[[ Stored data open ]]
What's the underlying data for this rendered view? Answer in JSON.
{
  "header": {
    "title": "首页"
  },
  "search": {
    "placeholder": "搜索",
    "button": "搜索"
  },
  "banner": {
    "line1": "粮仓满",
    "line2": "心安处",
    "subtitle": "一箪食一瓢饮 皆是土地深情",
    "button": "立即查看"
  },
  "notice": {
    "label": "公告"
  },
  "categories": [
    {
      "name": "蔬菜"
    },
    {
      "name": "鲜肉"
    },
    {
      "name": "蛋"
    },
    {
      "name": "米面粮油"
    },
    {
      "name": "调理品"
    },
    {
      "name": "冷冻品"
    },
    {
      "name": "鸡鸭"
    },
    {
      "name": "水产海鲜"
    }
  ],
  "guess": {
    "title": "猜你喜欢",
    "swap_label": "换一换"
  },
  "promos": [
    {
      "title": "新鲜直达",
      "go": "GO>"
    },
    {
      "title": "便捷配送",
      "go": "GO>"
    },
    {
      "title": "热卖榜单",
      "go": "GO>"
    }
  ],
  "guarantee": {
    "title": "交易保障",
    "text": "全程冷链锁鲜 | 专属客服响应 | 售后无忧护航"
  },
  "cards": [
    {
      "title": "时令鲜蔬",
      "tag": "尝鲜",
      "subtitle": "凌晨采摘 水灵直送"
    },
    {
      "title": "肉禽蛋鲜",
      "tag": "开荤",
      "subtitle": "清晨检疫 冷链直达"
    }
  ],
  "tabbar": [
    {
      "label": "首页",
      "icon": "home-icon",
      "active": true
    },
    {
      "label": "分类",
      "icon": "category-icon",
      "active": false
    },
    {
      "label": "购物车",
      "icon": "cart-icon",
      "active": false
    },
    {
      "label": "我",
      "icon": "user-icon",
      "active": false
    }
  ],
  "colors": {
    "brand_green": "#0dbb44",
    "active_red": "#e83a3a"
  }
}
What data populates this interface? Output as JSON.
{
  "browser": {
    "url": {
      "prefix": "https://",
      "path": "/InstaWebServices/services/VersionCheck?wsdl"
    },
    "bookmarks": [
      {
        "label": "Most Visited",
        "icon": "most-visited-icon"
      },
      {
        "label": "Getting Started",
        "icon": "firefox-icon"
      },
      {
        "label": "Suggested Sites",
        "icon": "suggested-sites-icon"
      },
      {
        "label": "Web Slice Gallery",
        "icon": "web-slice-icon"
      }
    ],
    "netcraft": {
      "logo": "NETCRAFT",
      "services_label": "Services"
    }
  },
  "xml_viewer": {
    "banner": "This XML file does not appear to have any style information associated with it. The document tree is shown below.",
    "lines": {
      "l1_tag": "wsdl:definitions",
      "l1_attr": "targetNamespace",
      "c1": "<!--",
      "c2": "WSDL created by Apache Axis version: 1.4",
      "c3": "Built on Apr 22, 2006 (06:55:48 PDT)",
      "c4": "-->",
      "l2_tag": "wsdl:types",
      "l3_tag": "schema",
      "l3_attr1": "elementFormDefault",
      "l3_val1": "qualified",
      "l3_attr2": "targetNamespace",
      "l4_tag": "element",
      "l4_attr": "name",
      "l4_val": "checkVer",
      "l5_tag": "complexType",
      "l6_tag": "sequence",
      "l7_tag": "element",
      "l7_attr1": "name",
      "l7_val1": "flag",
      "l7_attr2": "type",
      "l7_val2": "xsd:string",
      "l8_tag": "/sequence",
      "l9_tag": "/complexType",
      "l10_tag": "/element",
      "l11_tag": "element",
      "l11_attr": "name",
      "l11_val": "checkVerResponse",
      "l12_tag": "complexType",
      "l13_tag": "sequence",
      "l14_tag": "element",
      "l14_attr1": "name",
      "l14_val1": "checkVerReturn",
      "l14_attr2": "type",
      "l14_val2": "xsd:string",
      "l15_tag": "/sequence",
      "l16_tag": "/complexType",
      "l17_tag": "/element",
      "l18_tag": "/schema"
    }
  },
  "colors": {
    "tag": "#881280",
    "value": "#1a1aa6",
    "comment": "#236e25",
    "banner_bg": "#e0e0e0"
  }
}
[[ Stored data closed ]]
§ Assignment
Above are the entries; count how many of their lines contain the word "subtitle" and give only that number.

§ Solution to this problem
3